Monthly Archives: March 2017

WHO PLANTED TOMATO JUICE?

I heard a story on National Public Radio yesterday about how cannon balls have become a potential problem in Charleston, S.C.

Alexandra Olgin reported that these possibly dangerous relics from the Revolutionary and Civil wars become unearthed during construction projects, after hurricanes and sometimes randomly in someone’s backyard. Some of the artifacts contain black powder and need to be detonated.

Digging in the dirt at the community garden, I often wonder what else has happened in my spot. Did settlers centuries ago try to grow a garden in the same location? What conversations have taken place on the land where I now discuss where to plant my corn and beans? Did anyone ever build a house on the property? Did someone famous like President George Washington ever step through my garden? Maybe he slept there.

Every spot has a history. My dad used to talk about looking for native American arrowheads in fields near his house when he was a boy.

In our rented garden, mostly I find plastic garden tags, zip ties and pieces of string that surface from previous growing seasons. One summer I unearthed a tomato juice can, and I’ve removed buckets of pebbles and rocks. But I’ve never found anything historic such as an arrowhead and thankfully nothing remotely as dramatic as a cannon ball.

Each year, I try to keep our plot clear of debris, not only for my present-day neighbors, but also for those who might pass through my spot in the future. Inevitably I’ll probably lose a button or drop a coin in the soil without knowing. If I do, I wonder who will find them.

–cawk

LET THE SPRING THAW BEGIN

Last week, snow and ice glazed the local ground and trees after a Nor’easter rolled through, reminding antsy gardeners like me that winter wasn’t over.

After town crews cleared the roads, I drove by the community garden to look at the plots. Snow roughly blanketed the flat vacant fields. Statues looked like someone had dipped them in ice. Fringed sleeves of clear frozen water dangled from the brittle tree branches and bushes.

A few days later, conditions improved. The sun emerged and melted away the winter scene. I drove by the community garden again on my way to rent a space for 2017. St. Patrick’s Day with its promise of green seemed like a great time to sign up. The ground remained frozen, but the outdoor scene free of snow radiated with simplicity and sunshine.

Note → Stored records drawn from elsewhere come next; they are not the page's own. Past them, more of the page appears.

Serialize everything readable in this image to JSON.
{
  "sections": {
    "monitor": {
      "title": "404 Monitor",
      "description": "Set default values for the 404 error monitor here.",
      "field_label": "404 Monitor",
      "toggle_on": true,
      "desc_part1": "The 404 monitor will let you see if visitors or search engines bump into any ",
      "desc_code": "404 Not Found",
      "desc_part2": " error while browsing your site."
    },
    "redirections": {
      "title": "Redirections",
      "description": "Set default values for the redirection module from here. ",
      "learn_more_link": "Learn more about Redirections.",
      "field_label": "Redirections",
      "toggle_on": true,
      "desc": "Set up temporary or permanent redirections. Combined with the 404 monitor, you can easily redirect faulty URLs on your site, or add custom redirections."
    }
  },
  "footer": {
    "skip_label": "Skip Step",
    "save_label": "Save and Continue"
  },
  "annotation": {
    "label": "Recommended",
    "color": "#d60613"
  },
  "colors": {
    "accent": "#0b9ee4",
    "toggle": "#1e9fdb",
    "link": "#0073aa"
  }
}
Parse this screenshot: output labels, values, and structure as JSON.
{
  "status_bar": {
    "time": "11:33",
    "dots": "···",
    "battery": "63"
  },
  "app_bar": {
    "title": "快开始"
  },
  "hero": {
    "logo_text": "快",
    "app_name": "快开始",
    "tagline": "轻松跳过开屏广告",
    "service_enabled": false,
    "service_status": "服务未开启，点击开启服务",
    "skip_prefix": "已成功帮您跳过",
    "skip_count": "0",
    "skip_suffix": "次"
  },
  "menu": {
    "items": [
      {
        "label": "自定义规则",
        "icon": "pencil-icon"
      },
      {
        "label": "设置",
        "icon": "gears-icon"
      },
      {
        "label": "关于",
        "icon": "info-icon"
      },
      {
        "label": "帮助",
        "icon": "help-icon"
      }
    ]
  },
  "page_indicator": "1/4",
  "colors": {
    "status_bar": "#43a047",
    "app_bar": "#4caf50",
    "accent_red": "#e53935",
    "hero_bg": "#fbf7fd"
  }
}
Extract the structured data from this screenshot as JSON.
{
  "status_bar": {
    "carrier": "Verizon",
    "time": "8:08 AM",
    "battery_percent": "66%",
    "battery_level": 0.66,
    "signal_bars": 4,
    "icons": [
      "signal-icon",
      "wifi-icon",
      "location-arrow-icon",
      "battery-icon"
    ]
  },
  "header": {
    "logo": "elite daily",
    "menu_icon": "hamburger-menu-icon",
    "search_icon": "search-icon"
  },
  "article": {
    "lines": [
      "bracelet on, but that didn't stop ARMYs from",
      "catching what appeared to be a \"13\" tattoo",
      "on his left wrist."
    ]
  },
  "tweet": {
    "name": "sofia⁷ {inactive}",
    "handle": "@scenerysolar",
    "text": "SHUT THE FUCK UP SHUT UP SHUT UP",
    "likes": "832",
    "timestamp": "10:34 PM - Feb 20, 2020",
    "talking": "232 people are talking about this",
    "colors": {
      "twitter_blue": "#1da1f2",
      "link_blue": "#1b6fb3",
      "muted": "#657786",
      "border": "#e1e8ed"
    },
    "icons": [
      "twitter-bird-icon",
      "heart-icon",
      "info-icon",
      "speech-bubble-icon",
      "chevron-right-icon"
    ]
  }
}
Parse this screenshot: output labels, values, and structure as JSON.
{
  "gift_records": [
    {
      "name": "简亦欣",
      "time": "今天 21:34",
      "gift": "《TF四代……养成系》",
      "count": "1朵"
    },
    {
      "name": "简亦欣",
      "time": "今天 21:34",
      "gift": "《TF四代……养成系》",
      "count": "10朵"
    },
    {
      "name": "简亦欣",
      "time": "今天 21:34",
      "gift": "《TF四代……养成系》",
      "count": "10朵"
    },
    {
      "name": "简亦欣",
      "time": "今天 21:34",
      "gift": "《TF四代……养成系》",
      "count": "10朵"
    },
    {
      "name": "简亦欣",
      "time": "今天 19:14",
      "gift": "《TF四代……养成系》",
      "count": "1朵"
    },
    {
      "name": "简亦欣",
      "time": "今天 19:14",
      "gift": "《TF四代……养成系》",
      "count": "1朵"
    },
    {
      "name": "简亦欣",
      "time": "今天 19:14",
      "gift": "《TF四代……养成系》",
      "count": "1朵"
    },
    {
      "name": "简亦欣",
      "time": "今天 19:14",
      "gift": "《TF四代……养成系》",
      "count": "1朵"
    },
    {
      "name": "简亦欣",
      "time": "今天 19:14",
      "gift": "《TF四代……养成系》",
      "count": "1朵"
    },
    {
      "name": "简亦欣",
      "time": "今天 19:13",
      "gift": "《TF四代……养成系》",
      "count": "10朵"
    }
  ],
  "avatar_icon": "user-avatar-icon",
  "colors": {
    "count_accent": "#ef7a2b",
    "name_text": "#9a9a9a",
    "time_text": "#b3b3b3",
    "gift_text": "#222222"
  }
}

Tonight, the Green Thumbs are getting together to make plans for this year’s garden. I envision growing rows of beans and flowers, maybe an old-seed patch, and staples such as peppers, tomatoes, onions, and zucchini.

Whatever we decide to plant, the ground can start to thaw now and temperatures can warm up. The calendar says spring, and we’re ready to garden.

–cawk

MORE THAN ONE COMMUNITY OPTION FOR VEGETABLES

vegetables-from-csa

In addition to growing our own vegetables each summer, my family likes to join a CSA. A medium share each week from the Community Supported Agriculture complements our harvest and insures that if our novice efforts at the community garden fail, we will still sit down at the end of the day to a meal made from fresh, locally-grown food.

The Green Thumbs have had success each year with the familiar crops of cucumbers, peppers, tomatoes, beans, squash, and zucchini. Our onions and lettuce have had good years and bad. Our corn quality was phenomenal last year. But our potato quantity fizzled.

I like the security of knowing that a professional farmer is backing us up with the basics and growing vegetables less familiar to our garden such as broccoli rabe, beets and Bok choy.

The weekly surprise of the CSA menu also interests me. Whereas I know what our family plants and how far along the vegetables are growing, someone else tends to the CSA farm. The grower sends us an advanced email of what to expect, but on busy weeks my first glance of our share is what’s written on the board in the barn at pickup.

My youngest son likes to experiment in the kitchen, so the mix of vegetables from two different places offers him a creative challenge. He turns kale from the CSA into chips, and strawberries from the community garden into dessert. In between, he mixes vegetables from both places to create a tasteful stir-fry dish.

A notice came this week that registration has opened for the community garden. In addition, my local CSA is accepting members. Our family plans to sign up for both.

–cawk